Perspective. That’s the essence of what Photography is all about. It’s about communicating your perspective of something and the best way to capture it. But perspectives are not unique or fixed. The first thing you learn in photography is to appreciate the perspectives of different people. The second thing you learn is to start looking at the same scene with different perspectives.
When I look back in my journey, the same type of scene (say an urban sprawl) has produced varying perspectives over the years depending on my growth and my outlook. For instance, I now capture more people as opposed to just architecture and patterns in city settings.
Ability to appreciate perspectives is critical across other things in life as well. It lets you be empathetic and come up with win-win solutions when something looks like a straight combat. It helps you bring up the right leverage while negotiating for what you want. And often it helps present your perspective better with the knowledge of a different perspective.
3. Telling a Story
The surreal landscape of Tasmanian Peninsula is a perfect whiteboard for a million imaginations.
Photography is story telling. We are either telling the story literally (a rare species of bird) or metaphorically (a morose urban decay shot). Without conveying a good story, photography is just light capture. Story telling elevates it into an art.
Often, I see stories emerging from my photographs after I have shot them. It’s not that I create them for the sake of creating. Usually, stories are latent. When I look back at me and my wife’s first Europe trip we have captured a lot more of the life there (cafes, squares, public performances, avenues with restaurants, etc) than in later trips abroad.

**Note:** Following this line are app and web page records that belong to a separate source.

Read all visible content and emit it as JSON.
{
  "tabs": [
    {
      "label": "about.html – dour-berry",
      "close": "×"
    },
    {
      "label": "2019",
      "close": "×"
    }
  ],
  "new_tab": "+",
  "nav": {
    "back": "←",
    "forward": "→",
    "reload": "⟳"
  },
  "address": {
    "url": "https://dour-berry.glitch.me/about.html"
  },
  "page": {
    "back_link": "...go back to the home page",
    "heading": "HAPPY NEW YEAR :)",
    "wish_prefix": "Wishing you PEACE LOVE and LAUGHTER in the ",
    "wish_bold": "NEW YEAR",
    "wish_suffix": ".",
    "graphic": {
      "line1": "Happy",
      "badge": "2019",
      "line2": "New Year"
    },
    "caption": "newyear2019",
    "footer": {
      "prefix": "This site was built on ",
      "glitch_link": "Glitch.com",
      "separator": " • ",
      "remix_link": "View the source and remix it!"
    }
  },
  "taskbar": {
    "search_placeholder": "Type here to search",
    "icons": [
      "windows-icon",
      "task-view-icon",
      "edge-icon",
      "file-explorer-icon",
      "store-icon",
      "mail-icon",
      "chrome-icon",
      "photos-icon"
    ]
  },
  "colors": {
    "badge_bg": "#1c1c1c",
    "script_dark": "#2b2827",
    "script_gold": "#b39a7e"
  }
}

This tells a story of what we were most impacted by and enjoyed in our first exposure.
Life is story telling. But more tangibly, story telling is the single most awesome weapon at our disposal to influence, motivate and achieve goals. Innovations are stories with a purpose. Great businesses are stories that make a difference. We live and breathe stories. We like to think of our lives as stories and package it in small parcels across the internet. Photography helps hone the skill of story telling and helps create great narratives. Combined with logic, it is an incredibly powerful tool.
Every photograph or collection of photographs tells you something about yourself. Stopping to look at the scenes you’ve captured and thinking back as to why you liked to capture it helps understand primary motivations. Are you fascinated by people and their nature? Or just nature? Do you like colors and shapes? Or just selfies of yourself?
Often, stopping to think about why we did certain things can help us refine our own logic. It helps us learn and change and maybe, become better at something.